All lines from the entries below that contain the string "text" should be copied out.

** Opening Supplied material block **

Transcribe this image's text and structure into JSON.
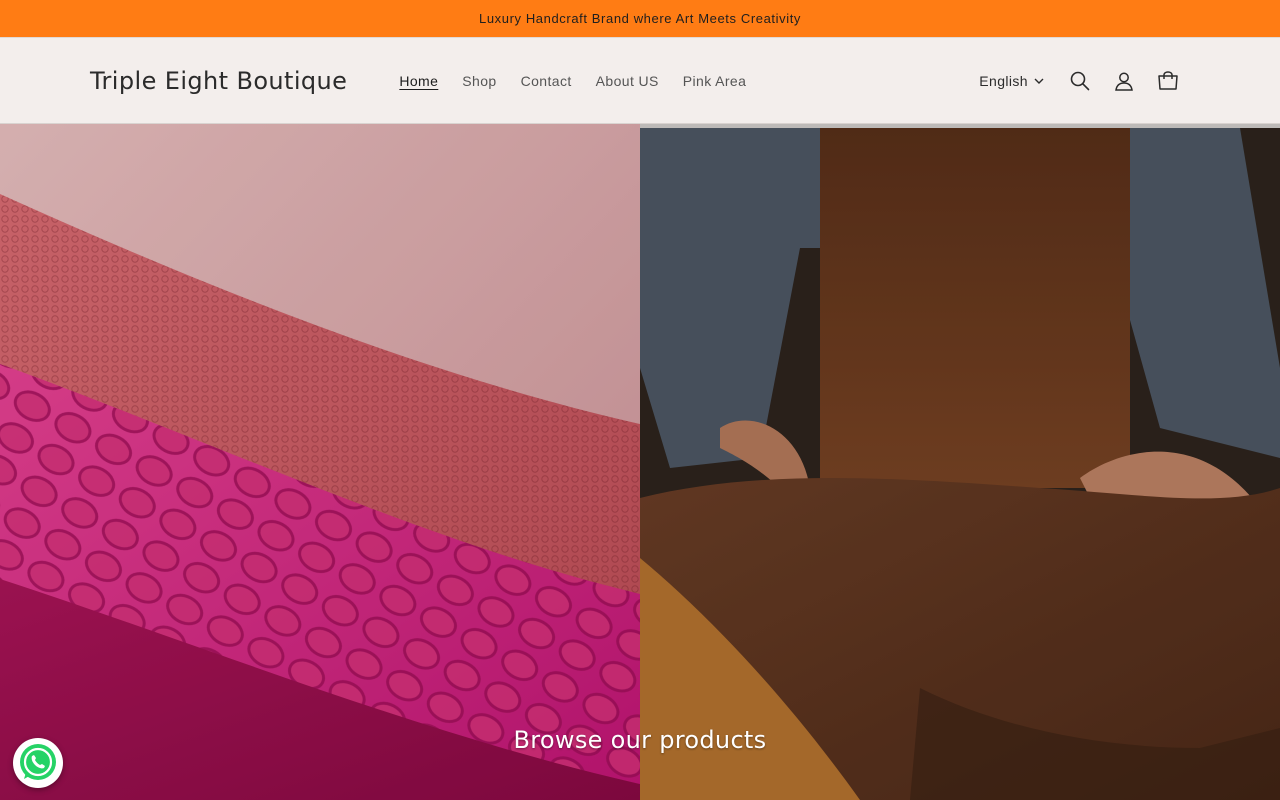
{
  "announcement": {
    "text": "Luxury Handcraft Brand where Art Meets Creativity"
  },
  "header": {
    "brand": "Triple Eight Boutique",
    "nav": [
      {
        "label": "Home",
        "active": true
      },
      {
        "label": "Shop",
        "active": false
      },
      {
        "label": "Contact",
        "active": false
      },
      {
        "label": "About US",
        "active": false
      },
      {
        "label": "Pink Area",
        "active": false
      }
    ],
    "language": "English",
    "icons": [
      "chevron-down-icon",
      "search-icon",
      "account-icon",
      "cart-icon"
    ]
  },
  "hero": {
    "caption": "Browse our products"
  },
  "colors": {
    "announcement_bg": "#ff7c14",
    "header_bg": "#f3eeec",
    "text": "#2b2b2b",
    "whatsapp_green": "#25d366"
  },
  "floating": {
    "icon": "whatsapp-icon"
  }
}
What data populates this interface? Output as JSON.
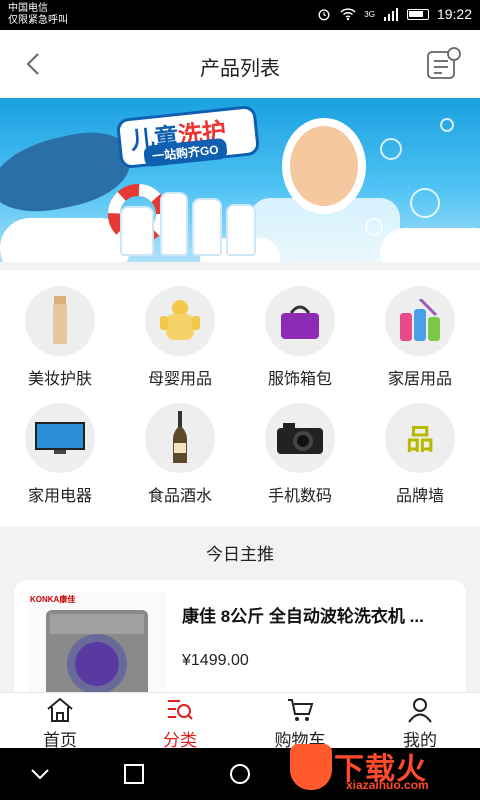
{
  "status_bar": {
    "carrier_line1": "中国电信",
    "carrier_line2": "仅限紧急呼叫",
    "network": "3G",
    "time": "19:22"
  },
  "header": {
    "title": "产品列表",
    "back_icon": "chevron-left-icon",
    "message_icon": "message-list-icon"
  },
  "banner": {
    "title_part1": "儿童",
    "title_part2": "洗护",
    "subtitle": "一站购齐GO"
  },
  "categories": [
    {
      "label": "美妆护肤",
      "icon": "cosmetics-icon"
    },
    {
      "label": "母婴用品",
      "icon": "baby-clothes-icon"
    },
    {
      "label": "服饰箱包",
      "icon": "handbag-icon"
    },
    {
      "label": "家居用品",
      "icon": "cleaning-supplies-icon"
    },
    {
      "label": "家用电器",
      "icon": "tv-icon"
    },
    {
      "label": "食品酒水",
      "icon": "wine-bottle-icon"
    },
    {
      "label": "手机数码",
      "icon": "camera-icon"
    },
    {
      "label": "品牌墙",
      "icon": "brand-wall-icon",
      "glyph": "品"
    }
  ],
  "featured": {
    "title": "今日主推",
    "products": [
      {
        "name": "康佳 8公斤 全自动波轮洗衣机 ...",
        "price": "¥1499.00",
        "brand": "KONKA康佳"
      }
    ]
  },
  "tab_bar": {
    "tabs": [
      {
        "label": "首页",
        "icon": "home-icon",
        "active": false
      },
      {
        "label": "分类",
        "icon": "category-icon",
        "active": true
      },
      {
        "label": "购物车",
        "icon": "cart-icon",
        "active": false
      },
      {
        "label": "我的",
        "icon": "user-icon",
        "active": false
      }
    ]
  },
  "watermark": {
    "text": "下载火",
    "url": "xiazaihuo.com"
  },
  "colors": {
    "accent": "#e02020",
    "brand_wall_icon": "#b7b800",
    "watermark": "#ff4b2b"
  }
}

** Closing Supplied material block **

### Answer to the exercise
Transcribe this image's text and structure into JSON.
    "text": "Luxury Handcraft Brand where Art Meets Creativity"
    "text": "#2b2b2b",
    "text": "下载火",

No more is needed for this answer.